(Records from a dataset)
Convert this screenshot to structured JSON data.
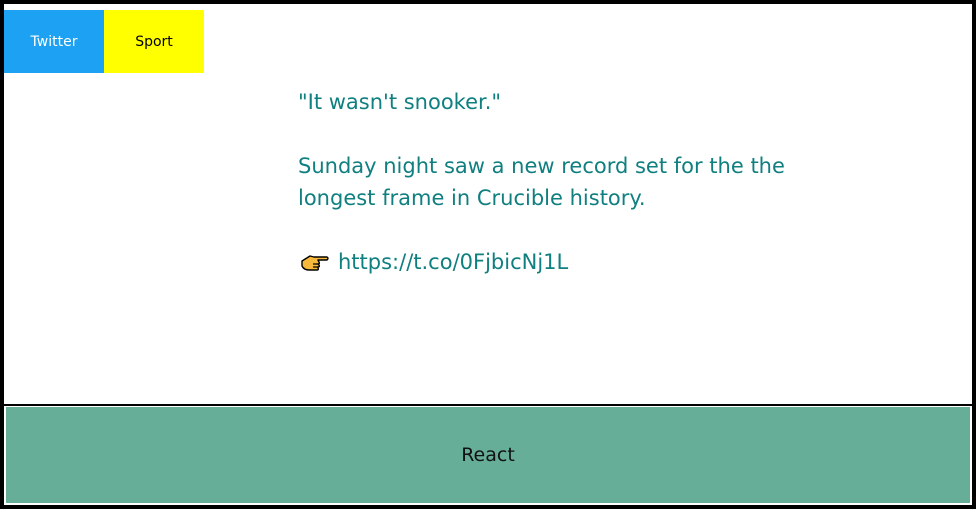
{
  "tags": {
    "source_label": "Twitter",
    "category_label": "Sport"
  },
  "tweet": {
    "quote": "\"It wasn't snooker.\"",
    "body": "Sunday night saw a new record set for the the longest frame in Crucible history.",
    "link_icon": "pointing-hand-icon",
    "link_text": "https://t.co/0FjbicNj1L"
  },
  "action": {
    "react_label": "React"
  },
  "colors": {
    "source_tag_bg": "#1da1f2",
    "category_tag_bg": "#ffff00",
    "text_accent": "#0f7f80",
    "react_bar_bg": "#67ae99",
    "frame": "#000000"
  }
}
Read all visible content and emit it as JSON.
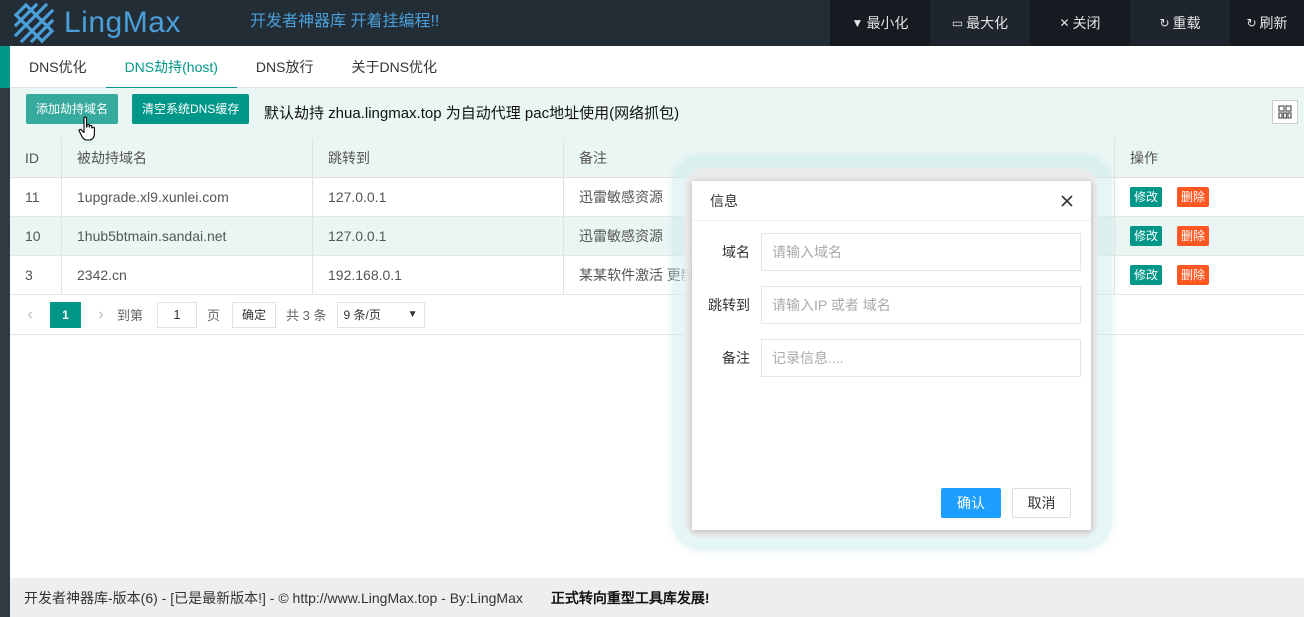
{
  "header": {
    "logo_text": "LingMax",
    "slogan": "开发者神器库 开着挂编程!!",
    "buttons": {
      "minimize": "最小化",
      "maximize": "最大化",
      "close": "关闭",
      "reload": "重载",
      "refresh": "刷新"
    }
  },
  "tabs": [
    {
      "label": "DNS优化"
    },
    {
      "label": "DNS劫持(host)"
    },
    {
      "label": "DNS放行"
    },
    {
      "label": "关于DNS优化"
    }
  ],
  "active_tab": "DNS劫持(host)",
  "toolbar": {
    "add_label": "添加劫持域名",
    "clear_label": "清空系统DNS缓存",
    "notice": "默认劫持 zhua.lingmax.top 为自动代理 pac地址使用(网络抓包)"
  },
  "table": {
    "columns": [
      "ID",
      "被劫持域名",
      "跳转到",
      "备注",
      "操作"
    ],
    "rows": [
      {
        "id": "11",
        "domain": "1upgrade.xl9.xunlei.com",
        "target": "127.0.0.1",
        "note": "迅雷敏感资源"
      },
      {
        "id": "10",
        "domain": "1hub5btmain.sandai.net",
        "target": "127.0.0.1",
        "note": "迅雷敏感资源"
      },
      {
        "id": "3",
        "domain": "2342.cn",
        "target": "192.168.0.1",
        "note": "某某软件激活 更新"
      }
    ],
    "edit_label": "修改",
    "delete_label": "删除"
  },
  "pager": {
    "current_page": "1",
    "goto_label": "到第",
    "goto_value": "1",
    "page_unit": "页",
    "confirm_label": "确定",
    "total_text": "共 3 条",
    "page_size": "9 条/页"
  },
  "footer": {
    "text": "开发者神器库-版本(6) - [已是最新版本!] - © http://www.LingMax.top - By:LingMax",
    "slogan": "正式转向重型工具库发展!"
  },
  "dialog": {
    "title": "信息",
    "fields": [
      {
        "label": "域名",
        "placeholder": "请输入域名"
      },
      {
        "label": "跳转到",
        "placeholder": "请输入IP 或者 域名"
      },
      {
        "label": "备注",
        "placeholder": "记录信息...."
      }
    ],
    "ok_label": "确认",
    "cancel_label": "取消"
  },
  "colors": {
    "header_bg": "#232d36",
    "accent_green": "#009688",
    "danger_orange": "#ff5722",
    "primary_blue": "#1e9fff",
    "brand_blue": "#4a9fd8"
  }
}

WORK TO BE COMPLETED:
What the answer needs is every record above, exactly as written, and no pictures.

RESPONSE TO THE EXERCISE:
Convert this screenshot to structured JSON data.
{
  "tags": {
    "source_label": "Twitter",
    "category_label": "Sport"
  },
  "tweet": {
    "quote": "\"It wasn't snooker.\"",
    "body": "Sunday night saw a new record set for the the longest frame in Crucible history.",
    "link_icon": "pointing-hand-icon",
    "link_text": "https://t.co/0FjbicNj1L"
  },
  "action": {
    "react_label": "React"
  },
  "colors": {
    "source_tag_bg": "#1da1f2",
    "category_tag_bg": "#ffff00",
    "text_accent": "#0f7f80",
    "react_bar_bg": "#67ae99",
    "frame": "#000000"
  }
}
Read all visible content and emit it as JSON.
{
  "header": {
    "logo_text": "LingMax",
    "slogan": "开发者神器库 开着挂编程!!",
    "buttons": {
      "minimize": "最小化",
      "maximize": "最大化",
      "close": "关闭",
      "reload": "重载",
      "refresh": "刷新"
    }
  },
  "tabs": [
    {
      "label": "DNS优化"
    },
    {
      "label": "DNS劫持(host)"
    },
    {
      "label": "DNS放行"
    },
    {
      "label": "关于DNS优化"
    }
  ],
  "active_tab": "DNS劫持(host)",
  "toolbar": {
    "add_label": "添加劫持域名",
    "clear_label": "清空系统DNS缓存",
    "notice": "默认劫持 zhua.lingmax.top 为自动代理 pac地址使用(网络抓包)"
  },
  "table": {
    "columns": [
      "ID",
      "被劫持域名",
      "跳转到",
      "备注",
      "操作"
    ],
    "rows": [
      {
        "id": "11",
        "domain": "1upgrade.xl9.xunlei.com",
        "target": "127.0.0.1",
        "note": "迅雷敏感资源"
      },
      {
        "id": "10",
        "domain": "1hub5btmain.sandai.net",
        "target": "127.0.0.1",
        "note": "迅雷敏感资源"
      },
      {
        "id": "3",
        "domain": "2342.cn",
        "target": "192.168.0.1",
        "note": "某某软件激活 更新"
      }
    ],
    "edit_label": "修改",
    "delete_label": "删除"
  },
  "pager": {
    "current_page": "1",
    "goto_label": "到第",
    "goto_value": "1",
    "page_unit": "页",
    "confirm_label": "确定",
    "total_text": "共 3 条",
    "page_size": "9 条/页"
  },
  "footer": {
    "text": "开发者神器库-版本(6) - [已是最新版本!] - © http://www.LingMax.top - By:LingMax",
    "slogan": "正式转向重型工具库发展!"
  },
  "dialog": {
    "title": "信息",
    "fields": [
      {
        "label": "域名",
        "placeholder": "请输入域名"
      },
      {
        "label": "跳转到",
        "placeholder": "请输入IP 或者 域名"
      },
      {
        "label": "备注",
        "placeholder": "记录信息...."
      }
    ],
    "ok_label": "确认",
    "cancel_label": "取消"
  },
  "colors": {
    "header_bg": "#232d36",
    "accent_green": "#009688",
    "danger_orange": "#ff5722",
    "primary_blue": "#1e9fff",
    "brand_blue": "#4a9fd8"
  }
}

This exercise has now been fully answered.